During this catastrophic event many groups of crocodile ancestors became extinct, which paved the way for the dinosaurs to rise to dominance in the subsequent Jurassic Period.
Dunhill and Wills mapped how the geographical distribution of groups of organisms changed through the Triassic-Jurassic periods. These distribution maps were then compared with changes in biodiversity to reveal the relationship between geographic range and extinction risk.
This is the first study to analyse the relationship between geographic range and extinction in the terrestrial fossil record and the results are similar to those obtained from the marine invertebrate fossil record.
Alex Dunhill, who started the work at Bath and is now at the University of Leeds, said: “The fact that the insurance against extinction given by a wide geographic distribution disappears at a known mass extinction event is an important result.
Many groups of crocodile-like animals become extinct after the mass extinction event extinct at the end of the Triassic era, despite being really diverse and widespread beforehand. “In contrast, the dinosaurs which were comparatively rare and not as widespread pass through the extinction event and go on to dominate terrestrial ecosystems for the next 150 million years.”

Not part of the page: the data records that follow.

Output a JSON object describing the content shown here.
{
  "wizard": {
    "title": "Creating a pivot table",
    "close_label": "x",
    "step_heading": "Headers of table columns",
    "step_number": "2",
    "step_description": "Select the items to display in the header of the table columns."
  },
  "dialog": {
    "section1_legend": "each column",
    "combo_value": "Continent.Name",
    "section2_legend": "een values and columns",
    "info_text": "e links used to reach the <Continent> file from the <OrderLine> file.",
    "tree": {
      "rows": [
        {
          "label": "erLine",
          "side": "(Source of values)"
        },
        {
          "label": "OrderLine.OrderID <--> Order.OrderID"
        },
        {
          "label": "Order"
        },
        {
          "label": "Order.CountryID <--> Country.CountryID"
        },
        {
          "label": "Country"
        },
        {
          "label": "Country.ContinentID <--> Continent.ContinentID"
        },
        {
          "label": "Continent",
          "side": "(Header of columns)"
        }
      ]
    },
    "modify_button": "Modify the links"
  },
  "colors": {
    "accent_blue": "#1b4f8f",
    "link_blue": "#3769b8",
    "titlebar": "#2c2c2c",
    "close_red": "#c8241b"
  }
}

Co-author Matthew Wills from the University of Bath’s Milner Centre for Evolution commented: “Although we tend to think of mass extinctions as entirely destructive events, they often shake up the status quo, and allow groups that were previously side-lined to become dominant. “Something similar happened much later with the extinction of the dinosaurs making way for mammals and ultimately ourselves.
However, our study shows that the ‘rules’ of survival at times of mass extinctions are very different from those at ‘normal’ times: nothing is ever really safe!” Dunhill added: “These results shed light on the likely outcome of the current biodiversity crisis caused by human activity.
It appears a human-driven sixth mass extinction will affect all organisms, not just currently endangered and geographically restricted species.”
Bartlett, a researcher from the University of Exeter’s Centre for Ecology and Conservation, said: “As far as we are concerned, this research is the nail in the coffin of this 50-year debate – humans were the dominant cause of the extinction of megafauna. What we don’t know is what it was about these early settlers that caused this demise.
Were they killing them for food, was it early use of fire or were they driven out of their habitats? Our analysis doesn’t differentiate, but we can say that it was caused by human activity more than by climate change. It debunks the myth of early humans living in harmony with nature.”
Dr. Andrea Manica, of Cambridge University, was lead supervisor on the paper. He said: “Whilst our models explain very well the timing and extent of extinctions for most of the world, mainland Asia remains a mystery.
According to the fossil record, that region suffered very low rates of extinctions. Understanding why megafauna in mainland Asia is so resilient is the next big question.”